Start of Given data

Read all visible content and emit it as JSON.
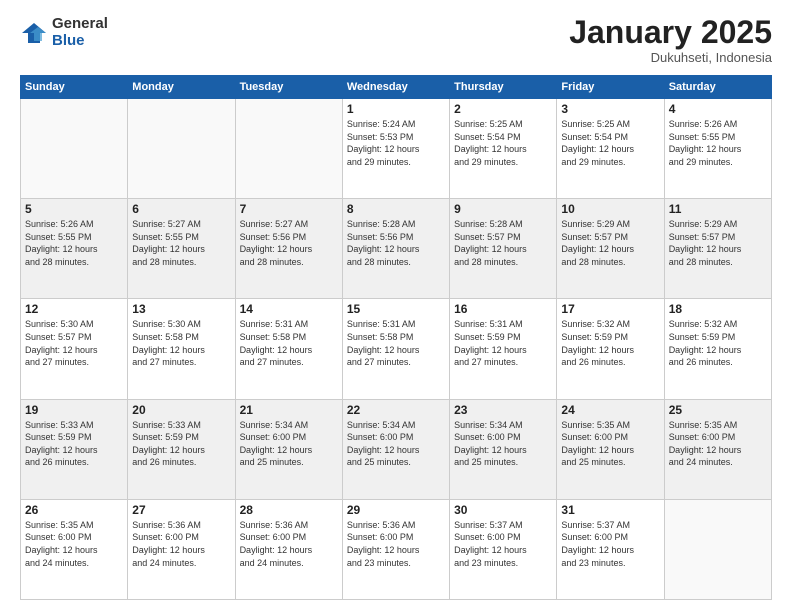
{
  "logo": {
    "general": "General",
    "blue": "Blue"
  },
  "header": {
    "month": "January 2025",
    "location": "Dukuhseti, Indonesia"
  },
  "weekdays": [
    "Sunday",
    "Monday",
    "Tuesday",
    "Wednesday",
    "Thursday",
    "Friday",
    "Saturday"
  ],
  "weeks": [
    [
      {
        "day": "",
        "info": ""
      },
      {
        "day": "",
        "info": ""
      },
      {
        "day": "",
        "info": ""
      },
      {
        "day": "1",
        "info": "Sunrise: 5:24 AM\nSunset: 5:53 PM\nDaylight: 12 hours\nand 29 minutes."
      },
      {
        "day": "2",
        "info": "Sunrise: 5:25 AM\nSunset: 5:54 PM\nDaylight: 12 hours\nand 29 minutes."
      },
      {
        "day": "3",
        "info": "Sunrise: 5:25 AM\nSunset: 5:54 PM\nDaylight: 12 hours\nand 29 minutes."
      },
      {
        "day": "4",
        "info": "Sunrise: 5:26 AM\nSunset: 5:55 PM\nDaylight: 12 hours\nand 29 minutes."
      }
    ],
    [
      {
        "day": "5",
        "info": "Sunrise: 5:26 AM\nSunset: 5:55 PM\nDaylight: 12 hours\nand 28 minutes."
      },
      {
        "day": "6",
        "info": "Sunrise: 5:27 AM\nSunset: 5:55 PM\nDaylight: 12 hours\nand 28 minutes."
      },
      {
        "day": "7",
        "info": "Sunrise: 5:27 AM\nSunset: 5:56 PM\nDaylight: 12 hours\nand 28 minutes."
      },
      {
        "day": "8",
        "info": "Sunrise: 5:28 AM\nSunset: 5:56 PM\nDaylight: 12 hours\nand 28 minutes."
      },
      {
        "day": "9",
        "info": "Sunrise: 5:28 AM\nSunset: 5:57 PM\nDaylight: 12 hours\nand 28 minutes."
      },
      {
        "day": "10",
        "info": "Sunrise: 5:29 AM\nSunset: 5:57 PM\nDaylight: 12 hours\nand 28 minutes."
      },
      {
        "day": "11",
        "info": "Sunrise: 5:29 AM\nSunset: 5:57 PM\nDaylight: 12 hours\nand 28 minutes."
      }
    ],
    [
      {
        "day": "12",
        "info": "Sunrise: 5:30 AM\nSunset: 5:57 PM\nDaylight: 12 hours\nand 27 minutes."
      },
      {
        "day": "13",
        "info": "Sunrise: 5:30 AM\nSunset: 5:58 PM\nDaylight: 12 hours\nand 27 minutes."
      },
      {
        "day": "14",
        "info": "Sunrise: 5:31 AM\nSunset: 5:58 PM\nDaylight: 12 hours\nand 27 minutes."
      },
      {
        "day": "15",
        "info": "Sunrise: 5:31 AM\nSunset: 5:58 PM\nDaylight: 12 hours\nand 27 minutes."
      },
      {
        "day": "16",
        "info": "Sunrise: 5:31 AM\nSunset: 5:59 PM\nDaylight: 12 hours\nand 27 minutes."
      },
      {
        "day": "17",
        "info": "Sunrise: 5:32 AM\nSunset: 5:59 PM\nDaylight: 12 hours\nand 26 minutes."
      },
      {
        "day": "18",
        "info": "Sunrise: 5:32 AM\nSunset: 5:59 PM\nDaylight: 12 hours\nand 26 minutes."
      }
    ],
    [
      {
        "day": "19",
        "info": "Sunrise: 5:33 AM\nSunset: 5:59 PM\nDaylight: 12 hours\nand 26 minutes."
      },
      {
        "day": "20",
        "info": "Sunrise: 5:33 AM\nSunset: 5:59 PM\nDaylight: 12 hours\nand 26 minutes."
      },
      {
        "day": "21",
        "info": "Sunrise: 5:34 AM\nSunset: 6:00 PM\nDaylight: 12 hours\nand 25 minutes."
      },
      {
        "day": "22",
        "info": "Sunrise: 5:34 AM\nSunset: 6:00 PM\nDaylight: 12 hours\nand 25 minutes."
      },
      {
        "day": "23",
        "info": "Sunrise: 5:34 AM\nSunset: 6:00 PM\nDaylight: 12 hours\nand 25 minutes."
      },
      {
        "day": "24",
        "info": "Sunrise: 5:35 AM\nSunset: 6:00 PM\nDaylight: 12 hours\nand 25 minutes."
      },
      {
        "day": "25",
        "info": "Sunrise: 5:35 AM\nSunset: 6:00 PM\nDaylight: 12 hours\nand 24 minutes."
      }
    ],
    [
      {
        "day": "26",
        "info": "Sunrise: 5:35 AM\nSunset: 6:00 PM\nDaylight: 12 hours\nand 24 minutes."
      },
      {
        "day": "27",
        "info": "Sunrise: 5:36 AM\nSunset: 6:00 PM\nDaylight: 12 hours\nand 24 minutes."
      },
      {
        "day": "28",
        "info": "Sunrise: 5:36 AM\nSunset: 6:00 PM\nDaylight: 12 hours\nand 24 minutes."
      },
      {
        "day": "29",
        "info": "Sunrise: 5:36 AM\nSunset: 6:00 PM\nDaylight: 12 hours\nand 23 minutes."
      },
      {
        "day": "30",
        "info": "Sunrise: 5:37 AM\nSunset: 6:00 PM\nDaylight: 12 hours\nand 23 minutes."
      },
      {
        "day": "31",
        "info": "Sunrise: 5:37 AM\nSunset: 6:00 PM\nDaylight: 12 hours\nand 23 minutes."
      },
      {
        "day": "",
        "info": ""
      }
    ]
  ]
}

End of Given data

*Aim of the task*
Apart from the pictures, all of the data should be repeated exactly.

*Answer for the task*
Read all visible content and emit it as JSON.
{
  "logo": {
    "general": "General",
    "blue": "Blue"
  },
  "header": {
    "month": "January 2025",
    "location": "Dukuhseti, Indonesia"
  },
  "weekdays": [
    "Sunday",
    "Monday",
    "Tuesday",
    "Wednesday",
    "Thursday",
    "Friday",
    "Saturday"
  ],
  "weeks": [
    [
      {
        "day": "",
        "info": ""
      },
      {
        "day": "",
        "info": ""
      },
      {
        "day": "",
        "info": ""
      },
      {
        "day": "1",
        "info": "Sunrise: 5:24 AM\nSunset: 5:53 PM\nDaylight: 12 hours\nand 29 minutes."
      },
      {
        "day": "2",
        "info": "Sunrise: 5:25 AM\nSunset: 5:54 PM\nDaylight: 12 hours\nand 29 minutes."
      },
      {
        "day": "3",
        "info": "Sunrise: 5:25 AM\nSunset: 5:54 PM\nDaylight: 12 hours\nand 29 minutes."
      },
      {
        "day": "4",
        "info": "Sunrise: 5:26 AM\nSunset: 5:55 PM\nDaylight: 12 hours\nand 29 minutes."
      }
    ],
    [
      {
        "day": "5",
        "info": "Sunrise: 5:26 AM\nSunset: 5:55 PM\nDaylight: 12 hours\nand 28 minutes."
      },
      {
        "day": "6",
        "info": "Sunrise: 5:27 AM\nSunset: 5:55 PM\nDaylight: 12 hours\nand 28 minutes."
      },
      {
        "day": "7",
        "info": "Sunrise: 5:27 AM\nSunset: 5:56 PM\nDaylight: 12 hours\nand 28 minutes."
      },
      {
        "day": "8",
        "info": "Sunrise: 5:28 AM\nSunset: 5:56 PM\nDaylight: 12 hours\nand 28 minutes."
      },
      {
        "day": "9",
        "info": "Sunrise: 5:28 AM\nSunset: 5:57 PM\nDaylight: 12 hours\nand 28 minutes."
      },
      {
        "day": "10",
        "info": "Sunrise: 5:29 AM\nSunset: 5:57 PM\nDaylight: 12 hours\nand 28 minutes."
      },
      {
        "day": "11",
        "info": "Sunrise: 5:29 AM\nSunset: 5:57 PM\nDaylight: 12 hours\nand 28 minutes."
      }
    ],
    [
      {
        "day": "12",
        "info": "Sunrise: 5:30 AM\nSunset: 5:57 PM\nDaylight: 12 hours\nand 27 minutes."
      },
      {
        "day": "13",
        "info": "Sunrise: 5:30 AM\nSunset: 5:58 PM\nDaylight: 12 hours\nand 27 minutes."
      },
      {
        "day": "14",
        "info": "Sunrise: 5:31 AM\nSunset: 5:58 PM\nDaylight: 12 hours\nand 27 minutes."
      },
      {
        "day": "15",
        "info": "Sunrise: 5:31 AM\nSunset: 5:58 PM\nDaylight: 12 hours\nand 27 minutes."
      },
      {
        "day": "16",
        "info": "Sunrise: 5:31 AM\nSunset: 5:59 PM\nDaylight: 12 hours\nand 27 minutes."
      },
      {
        "day": "17",
        "info": "Sunrise: 5:32 AM\nSunset: 5:59 PM\nDaylight: 12 hours\nand 26 minutes."
      },
      {
        "day": "18",
        "info": "Sunrise: 5:32 AM\nSunset: 5:59 PM\nDaylight: 12 hours\nand 26 minutes."
      }
    ],
    [
      {
        "day": "19",
        "info": "Sunrise: 5:33 AM\nSunset: 5:59 PM\nDaylight: 12 hours\nand 26 minutes."
      },
      {
        "day": "20",
        "info": "Sunrise: 5:33 AM\nSunset: 5:59 PM\nDaylight: 12 hours\nand 26 minutes."
      },
      {
        "day": "21",
        "info": "Sunrise: 5:34 AM\nSunset: 6:00 PM\nDaylight: 12 hours\nand 25 minutes."
      },
      {
        "day": "22",
        "info": "Sunrise: 5:34 AM\nSunset: 6:00 PM\nDaylight: 12 hours\nand 25 minutes."
      },
      {
        "day": "23",
        "info": "Sunrise: 5:34 AM\nSunset: 6:00 PM\nDaylight: 12 hours\nand 25 minutes."
      },
      {
        "day": "24",
        "info": "Sunrise: 5:35 AM\nSunset: 6:00 PM\nDaylight: 12 hours\nand 25 minutes."
      },
      {
        "day": "25",
        "info": "Sunrise: 5:35 AM\nSunset: 6:00 PM\nDaylight: 12 hours\nand 24 minutes."
      }
    ],
    [
      {
        "day": "26",
        "info": "Sunrise: 5:35 AM\nSunset: 6:00 PM\nDaylight: 12 hours\nand 24 minutes."
      },
      {
        "day": "27",
        "info": "Sunrise: 5:36 AM\nSunset: 6:00 PM\nDaylight: 12 hours\nand 24 minutes."
      },
      {
        "day": "28",
        "info": "Sunrise: 5:36 AM\nSunset: 6:00 PM\nDaylight: 12 hours\nand 24 minutes."
      },
      {
        "day": "29",
        "info": "Sunrise: 5:36 AM\nSunset: 6:00 PM\nDaylight: 12 hours\nand 23 minutes."
      },
      {
        "day": "30",
        "info": "Sunrise: 5:37 AM\nSunset: 6:00 PM\nDaylight: 12 hours\nand 23 minutes."
      },
      {
        "day": "31",
        "info": "Sunrise: 5:37 AM\nSunset: 6:00 PM\nDaylight: 12 hours\nand 23 minutes."
      },
      {
        "day": "",
        "info": ""
      }
    ]
  ]
}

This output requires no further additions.